▽

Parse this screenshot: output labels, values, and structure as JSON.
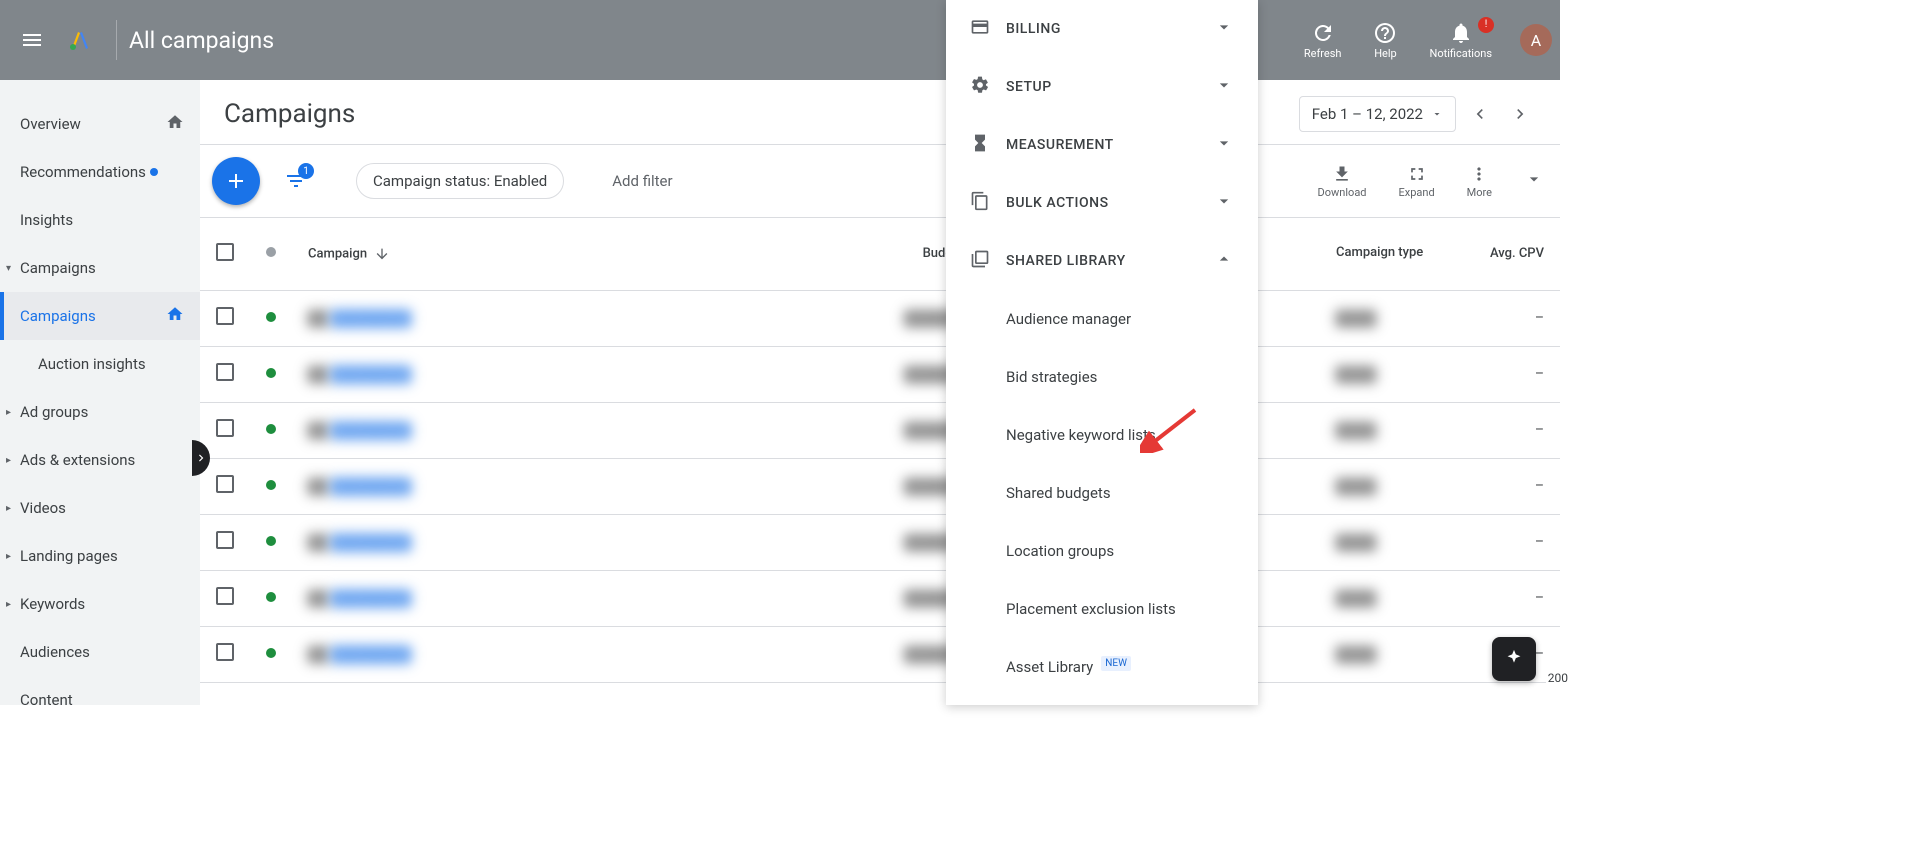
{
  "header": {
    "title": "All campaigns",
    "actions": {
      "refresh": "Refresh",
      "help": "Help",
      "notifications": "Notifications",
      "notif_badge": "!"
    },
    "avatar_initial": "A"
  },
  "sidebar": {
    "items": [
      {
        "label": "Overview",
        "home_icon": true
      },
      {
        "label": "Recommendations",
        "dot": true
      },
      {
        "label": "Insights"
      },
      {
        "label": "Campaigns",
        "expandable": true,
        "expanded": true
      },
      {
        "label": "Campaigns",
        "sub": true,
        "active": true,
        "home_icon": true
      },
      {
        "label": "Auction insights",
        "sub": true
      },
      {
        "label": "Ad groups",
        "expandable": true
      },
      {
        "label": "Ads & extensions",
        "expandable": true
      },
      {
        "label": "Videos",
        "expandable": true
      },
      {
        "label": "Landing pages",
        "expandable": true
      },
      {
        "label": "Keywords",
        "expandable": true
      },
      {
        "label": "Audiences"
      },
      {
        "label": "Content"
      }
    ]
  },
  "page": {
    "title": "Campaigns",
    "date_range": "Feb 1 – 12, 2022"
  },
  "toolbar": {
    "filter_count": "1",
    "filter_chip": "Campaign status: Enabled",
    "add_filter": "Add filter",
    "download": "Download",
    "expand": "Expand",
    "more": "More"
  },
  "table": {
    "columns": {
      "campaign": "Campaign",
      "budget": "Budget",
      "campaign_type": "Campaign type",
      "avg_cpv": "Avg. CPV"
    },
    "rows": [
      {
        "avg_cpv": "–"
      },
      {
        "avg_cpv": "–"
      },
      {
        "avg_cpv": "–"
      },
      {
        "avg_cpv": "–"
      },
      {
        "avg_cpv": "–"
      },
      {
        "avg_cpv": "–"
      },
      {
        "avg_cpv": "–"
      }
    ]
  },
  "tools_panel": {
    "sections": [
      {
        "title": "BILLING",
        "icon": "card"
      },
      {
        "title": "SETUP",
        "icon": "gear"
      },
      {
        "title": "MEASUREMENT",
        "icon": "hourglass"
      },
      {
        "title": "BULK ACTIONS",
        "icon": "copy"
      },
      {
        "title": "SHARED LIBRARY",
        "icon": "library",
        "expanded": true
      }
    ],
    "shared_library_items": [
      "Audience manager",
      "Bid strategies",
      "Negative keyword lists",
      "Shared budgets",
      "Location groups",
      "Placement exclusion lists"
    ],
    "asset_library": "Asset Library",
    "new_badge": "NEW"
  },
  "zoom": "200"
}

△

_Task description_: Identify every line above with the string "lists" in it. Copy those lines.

_Task output_:
      "Negative keyword lists",
      "Placement exclusion lists"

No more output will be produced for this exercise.